_WHAT YOU WILL DO:_ For the data below, count the lines that have the string "gmail" and state that number by itself.

_SUPPLIED INFORMATION:_
========================================================================
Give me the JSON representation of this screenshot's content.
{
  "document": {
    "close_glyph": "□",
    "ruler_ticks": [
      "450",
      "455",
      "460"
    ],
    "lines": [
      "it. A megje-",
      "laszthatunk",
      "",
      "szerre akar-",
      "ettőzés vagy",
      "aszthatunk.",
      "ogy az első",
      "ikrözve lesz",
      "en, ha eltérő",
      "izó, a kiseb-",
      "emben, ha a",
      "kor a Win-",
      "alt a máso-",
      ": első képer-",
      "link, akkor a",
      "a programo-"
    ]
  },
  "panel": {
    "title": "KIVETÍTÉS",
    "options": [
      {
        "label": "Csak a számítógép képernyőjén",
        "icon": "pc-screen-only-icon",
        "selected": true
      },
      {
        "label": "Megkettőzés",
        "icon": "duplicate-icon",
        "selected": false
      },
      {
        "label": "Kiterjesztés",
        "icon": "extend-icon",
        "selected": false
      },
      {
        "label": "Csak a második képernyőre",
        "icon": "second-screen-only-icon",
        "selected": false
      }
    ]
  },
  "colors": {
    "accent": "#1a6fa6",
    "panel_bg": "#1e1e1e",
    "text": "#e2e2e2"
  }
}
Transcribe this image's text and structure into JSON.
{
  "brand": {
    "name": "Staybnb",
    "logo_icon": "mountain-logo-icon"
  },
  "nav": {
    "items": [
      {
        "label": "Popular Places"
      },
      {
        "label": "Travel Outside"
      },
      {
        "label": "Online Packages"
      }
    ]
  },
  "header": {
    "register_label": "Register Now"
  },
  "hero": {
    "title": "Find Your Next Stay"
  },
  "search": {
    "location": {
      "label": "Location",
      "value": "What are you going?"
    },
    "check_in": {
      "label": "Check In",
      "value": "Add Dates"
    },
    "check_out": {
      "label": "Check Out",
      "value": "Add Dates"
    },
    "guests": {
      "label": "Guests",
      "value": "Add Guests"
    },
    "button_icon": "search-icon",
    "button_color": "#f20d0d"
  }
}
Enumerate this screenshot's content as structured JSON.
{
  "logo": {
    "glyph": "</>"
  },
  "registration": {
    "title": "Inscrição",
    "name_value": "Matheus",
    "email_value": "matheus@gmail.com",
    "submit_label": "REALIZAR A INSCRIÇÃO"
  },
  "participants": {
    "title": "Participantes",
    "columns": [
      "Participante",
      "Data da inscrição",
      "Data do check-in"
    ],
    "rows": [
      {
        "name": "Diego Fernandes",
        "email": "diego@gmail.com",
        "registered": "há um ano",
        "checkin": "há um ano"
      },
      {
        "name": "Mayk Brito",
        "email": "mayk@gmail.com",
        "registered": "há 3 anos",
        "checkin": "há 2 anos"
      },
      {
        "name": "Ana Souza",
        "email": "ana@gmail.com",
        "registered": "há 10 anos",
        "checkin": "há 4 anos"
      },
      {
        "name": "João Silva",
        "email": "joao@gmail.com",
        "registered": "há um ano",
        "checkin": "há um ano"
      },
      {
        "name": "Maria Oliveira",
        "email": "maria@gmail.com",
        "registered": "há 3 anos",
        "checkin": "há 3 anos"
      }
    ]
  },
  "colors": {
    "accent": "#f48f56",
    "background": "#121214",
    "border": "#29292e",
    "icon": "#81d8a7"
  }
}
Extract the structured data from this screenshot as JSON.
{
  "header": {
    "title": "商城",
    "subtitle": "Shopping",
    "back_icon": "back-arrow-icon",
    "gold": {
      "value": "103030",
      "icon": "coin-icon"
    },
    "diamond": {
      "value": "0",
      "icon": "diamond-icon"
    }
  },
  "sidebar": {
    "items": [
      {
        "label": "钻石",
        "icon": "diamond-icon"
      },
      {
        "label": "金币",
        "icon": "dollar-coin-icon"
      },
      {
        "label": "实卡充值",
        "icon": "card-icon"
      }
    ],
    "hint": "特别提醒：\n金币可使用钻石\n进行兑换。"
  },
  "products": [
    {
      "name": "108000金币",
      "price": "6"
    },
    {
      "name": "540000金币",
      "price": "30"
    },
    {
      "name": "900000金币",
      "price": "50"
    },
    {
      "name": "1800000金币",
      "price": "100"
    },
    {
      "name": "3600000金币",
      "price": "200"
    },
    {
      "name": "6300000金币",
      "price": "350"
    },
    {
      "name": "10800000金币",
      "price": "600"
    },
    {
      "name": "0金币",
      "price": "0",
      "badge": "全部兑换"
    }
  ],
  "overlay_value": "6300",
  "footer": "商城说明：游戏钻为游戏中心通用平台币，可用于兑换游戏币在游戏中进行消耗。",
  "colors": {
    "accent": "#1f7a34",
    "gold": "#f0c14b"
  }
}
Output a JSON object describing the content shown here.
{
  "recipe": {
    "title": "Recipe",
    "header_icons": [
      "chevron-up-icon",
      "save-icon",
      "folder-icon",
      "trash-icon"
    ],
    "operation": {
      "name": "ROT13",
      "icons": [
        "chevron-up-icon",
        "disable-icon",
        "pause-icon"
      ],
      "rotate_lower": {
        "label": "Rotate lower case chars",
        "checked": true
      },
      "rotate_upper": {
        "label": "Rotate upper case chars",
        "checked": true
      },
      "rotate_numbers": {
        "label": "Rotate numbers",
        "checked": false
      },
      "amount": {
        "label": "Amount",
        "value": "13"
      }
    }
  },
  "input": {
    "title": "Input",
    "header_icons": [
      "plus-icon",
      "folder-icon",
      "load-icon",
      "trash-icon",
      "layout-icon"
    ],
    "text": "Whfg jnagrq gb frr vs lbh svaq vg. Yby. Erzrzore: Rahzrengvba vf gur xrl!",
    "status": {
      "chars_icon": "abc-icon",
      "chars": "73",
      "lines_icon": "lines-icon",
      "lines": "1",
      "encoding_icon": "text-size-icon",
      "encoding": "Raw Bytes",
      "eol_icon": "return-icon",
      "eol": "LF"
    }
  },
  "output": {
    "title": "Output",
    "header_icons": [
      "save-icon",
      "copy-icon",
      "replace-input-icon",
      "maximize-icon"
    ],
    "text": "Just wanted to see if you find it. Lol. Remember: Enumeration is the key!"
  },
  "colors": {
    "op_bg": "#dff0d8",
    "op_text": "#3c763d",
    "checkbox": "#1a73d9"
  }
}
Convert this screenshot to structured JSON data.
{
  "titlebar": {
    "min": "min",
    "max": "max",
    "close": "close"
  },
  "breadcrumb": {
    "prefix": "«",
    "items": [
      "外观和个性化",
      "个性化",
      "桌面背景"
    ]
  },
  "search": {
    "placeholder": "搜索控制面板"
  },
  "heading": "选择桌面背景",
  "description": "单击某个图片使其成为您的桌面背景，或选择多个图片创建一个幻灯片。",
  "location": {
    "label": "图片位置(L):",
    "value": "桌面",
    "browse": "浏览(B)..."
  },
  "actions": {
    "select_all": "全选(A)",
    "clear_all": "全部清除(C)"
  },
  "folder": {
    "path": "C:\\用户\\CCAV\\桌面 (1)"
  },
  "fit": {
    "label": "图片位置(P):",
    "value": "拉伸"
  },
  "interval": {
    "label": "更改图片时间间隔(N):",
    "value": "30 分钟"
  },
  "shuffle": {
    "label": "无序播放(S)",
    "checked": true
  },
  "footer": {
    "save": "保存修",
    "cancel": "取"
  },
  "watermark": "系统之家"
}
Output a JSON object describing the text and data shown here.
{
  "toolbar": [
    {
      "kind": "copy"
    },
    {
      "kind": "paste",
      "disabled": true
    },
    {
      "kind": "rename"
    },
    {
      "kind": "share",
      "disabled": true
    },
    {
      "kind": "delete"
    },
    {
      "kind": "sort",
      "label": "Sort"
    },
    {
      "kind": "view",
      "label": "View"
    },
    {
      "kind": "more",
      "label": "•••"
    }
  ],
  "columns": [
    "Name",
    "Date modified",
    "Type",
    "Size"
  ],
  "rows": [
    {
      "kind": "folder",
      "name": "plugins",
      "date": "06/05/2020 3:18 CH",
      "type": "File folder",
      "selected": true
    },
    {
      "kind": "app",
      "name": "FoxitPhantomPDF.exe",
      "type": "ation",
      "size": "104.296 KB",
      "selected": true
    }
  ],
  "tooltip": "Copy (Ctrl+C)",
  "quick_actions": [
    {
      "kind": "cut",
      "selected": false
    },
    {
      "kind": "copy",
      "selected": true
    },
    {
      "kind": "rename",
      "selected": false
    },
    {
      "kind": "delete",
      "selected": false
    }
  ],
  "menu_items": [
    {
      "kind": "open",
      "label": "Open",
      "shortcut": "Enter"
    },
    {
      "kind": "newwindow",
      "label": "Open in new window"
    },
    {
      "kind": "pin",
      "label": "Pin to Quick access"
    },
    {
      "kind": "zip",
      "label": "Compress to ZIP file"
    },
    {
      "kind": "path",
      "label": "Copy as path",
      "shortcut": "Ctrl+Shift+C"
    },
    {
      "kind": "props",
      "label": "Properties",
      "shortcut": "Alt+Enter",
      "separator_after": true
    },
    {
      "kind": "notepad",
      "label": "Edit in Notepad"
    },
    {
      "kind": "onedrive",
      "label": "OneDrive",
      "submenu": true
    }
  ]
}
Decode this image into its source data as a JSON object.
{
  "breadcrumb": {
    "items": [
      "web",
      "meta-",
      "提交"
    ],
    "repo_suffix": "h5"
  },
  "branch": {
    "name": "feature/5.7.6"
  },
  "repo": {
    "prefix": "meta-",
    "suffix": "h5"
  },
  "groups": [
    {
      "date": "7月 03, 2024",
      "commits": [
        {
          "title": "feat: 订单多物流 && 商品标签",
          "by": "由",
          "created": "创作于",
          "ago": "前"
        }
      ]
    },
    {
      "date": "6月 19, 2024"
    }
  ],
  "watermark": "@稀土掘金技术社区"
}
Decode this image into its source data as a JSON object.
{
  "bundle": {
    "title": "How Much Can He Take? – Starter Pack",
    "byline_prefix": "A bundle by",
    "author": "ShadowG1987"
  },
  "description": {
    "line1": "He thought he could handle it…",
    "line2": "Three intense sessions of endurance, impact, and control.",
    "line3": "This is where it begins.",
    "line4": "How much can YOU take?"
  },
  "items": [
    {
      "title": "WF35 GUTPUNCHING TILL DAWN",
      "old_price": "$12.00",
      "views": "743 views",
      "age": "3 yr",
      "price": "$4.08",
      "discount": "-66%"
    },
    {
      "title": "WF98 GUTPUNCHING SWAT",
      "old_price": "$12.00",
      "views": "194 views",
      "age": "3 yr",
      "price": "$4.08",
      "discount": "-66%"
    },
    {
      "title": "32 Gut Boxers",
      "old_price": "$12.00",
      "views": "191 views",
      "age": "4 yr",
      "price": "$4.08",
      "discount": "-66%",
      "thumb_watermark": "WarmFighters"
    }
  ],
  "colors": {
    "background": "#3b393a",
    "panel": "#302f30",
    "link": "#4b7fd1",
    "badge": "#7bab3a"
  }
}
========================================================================
_ANSWER SPACE:_ 6